It wouldn't be that hard, since supporters of the bill are proposing that we create an additional layer of expense to hire private security firms to protect KBR convoys. And presumeably someone insures them.
Fusileer Pundit also has a post, as does A Collection of Thoughts.

Spirit of America

SOA Challenge:

Just to remind everyone, the Spirit of America challenge is winding up. We of the Fighting Fusileers have been ahead, but that's no reason to stop. Remember the Tortoise and the Hare! It's not over until it's over, &c., &c. Give today!

Grim's Hall

Tip for Bloggers:

A contact of mine suggests that the correct word for referring to Islamist terrorists is "mufsidoon." This is the Arabic for "evildoer," and can be prefixed by "Saddam's" or "Osama's" as appropriate.

The idea is that Mujahedeen and Mahdi Army (Army of the Messiah) cast the enemy as soldiers of God. That makes Coalition forces the opponents of God, soldiers of the devil. Mufsidoon more correctly identifies them, and therefore, our forces likewise.

Mehr News Agency English

Helping Out:

We can thank the Honorable Clinton for giving an interview to the Arab press--Asharq al-Awsat, out of London. One of the challenges in a counterinsurgency is convincing people that yours is the winning side. Senator Clinton was helpful indeed:

The democrat Senator stressed that the U.S. is trapped in the quagmire of Iraq. It can not free itself from the country.

Referring to the Bush Administration policies as arrogant and insolent, the wife of the former U.S. president further added that Bush is not willing to admit his mistakes in Iraq, the grave mistakes that have endangered the lives of both the Iraqi people and the U.S. servicemen alike.

The mistakes have also threatened peace and stability in the region, she further explained.

Clinton said the Bush Administration did not have a plan for Iraq and did not have a full understanding of the situation there.

She said the United States was in trouble because it could not abandon Iraq, nor provide enough manpower to run the country, nor gather world allies willing to provide the necessary assistance for the gigantic task.

Thanks, doll. It'll be a lot easier now.

North County Times - North San Diego and Southwest Riverside County columnists

Echo Company:

There's a good writeup on the battle in Fallujah by reporters with the North County Times, embedded with Echo Company, 2nd Bn, 1st Marine Regiment, I MEF.

[Navy Corpsman] Duty and [1st Sgt.] Skiles said the Marine killed and most of the wounded Monday were hit with shrapnel from grenades tossed by rebels into open windows. At least two of the Marines were also shot, said Duty, whose boots were black with the blood of his comrades as he recounted the fight.

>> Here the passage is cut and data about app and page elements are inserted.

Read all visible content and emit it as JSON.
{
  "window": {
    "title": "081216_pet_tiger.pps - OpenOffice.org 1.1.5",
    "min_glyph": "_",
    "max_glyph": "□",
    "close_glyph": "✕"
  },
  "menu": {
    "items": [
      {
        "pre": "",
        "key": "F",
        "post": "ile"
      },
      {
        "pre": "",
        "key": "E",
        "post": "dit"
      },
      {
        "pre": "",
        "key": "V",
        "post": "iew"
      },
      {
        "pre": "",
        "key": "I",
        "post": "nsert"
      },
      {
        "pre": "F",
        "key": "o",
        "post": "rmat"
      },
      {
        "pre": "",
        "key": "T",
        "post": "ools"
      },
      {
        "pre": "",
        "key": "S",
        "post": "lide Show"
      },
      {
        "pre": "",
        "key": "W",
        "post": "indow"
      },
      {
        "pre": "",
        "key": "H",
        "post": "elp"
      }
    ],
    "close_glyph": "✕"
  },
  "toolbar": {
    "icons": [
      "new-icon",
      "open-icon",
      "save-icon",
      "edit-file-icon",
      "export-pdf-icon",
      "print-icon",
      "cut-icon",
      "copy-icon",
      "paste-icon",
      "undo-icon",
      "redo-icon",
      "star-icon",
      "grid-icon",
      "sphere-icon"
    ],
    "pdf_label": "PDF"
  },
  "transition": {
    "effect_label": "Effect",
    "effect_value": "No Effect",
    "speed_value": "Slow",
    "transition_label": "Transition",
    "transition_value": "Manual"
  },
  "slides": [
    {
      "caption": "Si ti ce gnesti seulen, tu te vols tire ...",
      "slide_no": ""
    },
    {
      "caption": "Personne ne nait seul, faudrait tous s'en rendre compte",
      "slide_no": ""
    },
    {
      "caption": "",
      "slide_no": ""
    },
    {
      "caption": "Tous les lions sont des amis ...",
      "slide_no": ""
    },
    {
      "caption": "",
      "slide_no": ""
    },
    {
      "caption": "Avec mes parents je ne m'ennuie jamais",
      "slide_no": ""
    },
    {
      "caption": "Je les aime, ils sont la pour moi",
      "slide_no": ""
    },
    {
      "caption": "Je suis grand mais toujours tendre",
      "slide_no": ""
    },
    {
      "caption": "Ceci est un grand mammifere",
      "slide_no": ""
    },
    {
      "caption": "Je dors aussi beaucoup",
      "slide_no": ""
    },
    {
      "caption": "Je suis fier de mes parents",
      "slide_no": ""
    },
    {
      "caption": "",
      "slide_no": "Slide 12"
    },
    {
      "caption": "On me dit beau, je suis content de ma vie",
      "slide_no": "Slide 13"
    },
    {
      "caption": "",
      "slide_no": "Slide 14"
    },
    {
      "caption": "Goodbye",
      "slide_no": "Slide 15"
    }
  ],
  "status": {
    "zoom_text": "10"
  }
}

Duty said he had to fire his pistol at gunmen just to get into the building where Marines lay bleeding, still fighting off insurgents, some of whom were only 10 yards away.

"I walk into a place like that -- everyone's down -- and you just don't know where to start," he said. "You just have to calm down and think, and then it all comes to you."

Skiles said Duty saved several of the Marines, and worked to save a fatally wounded Marine by continuing CPR in the back of a humvee as it sped through enemy fire over a jarring ride to a field hospital.

Marines cited the bravery of a lance corporal who was wounded in a rebel mortar attack nearly two weeks ago in which two other Echo Company Marines were killed, and was wounded again by shrapnel in Monday's fighting.

In both incidents, they said, he ignored his own wounds to help other wounded Marines. In Monday's battle, he fought off insurgents and ran back to the Marines' lines even while wounded in three places.

Happy Birthday Sgt. Hook!!!


Happy Birthday, Sgt. Hook. It appears I missed the big day while I was away, but now that I have returned, please accept the congratulations of the Hall.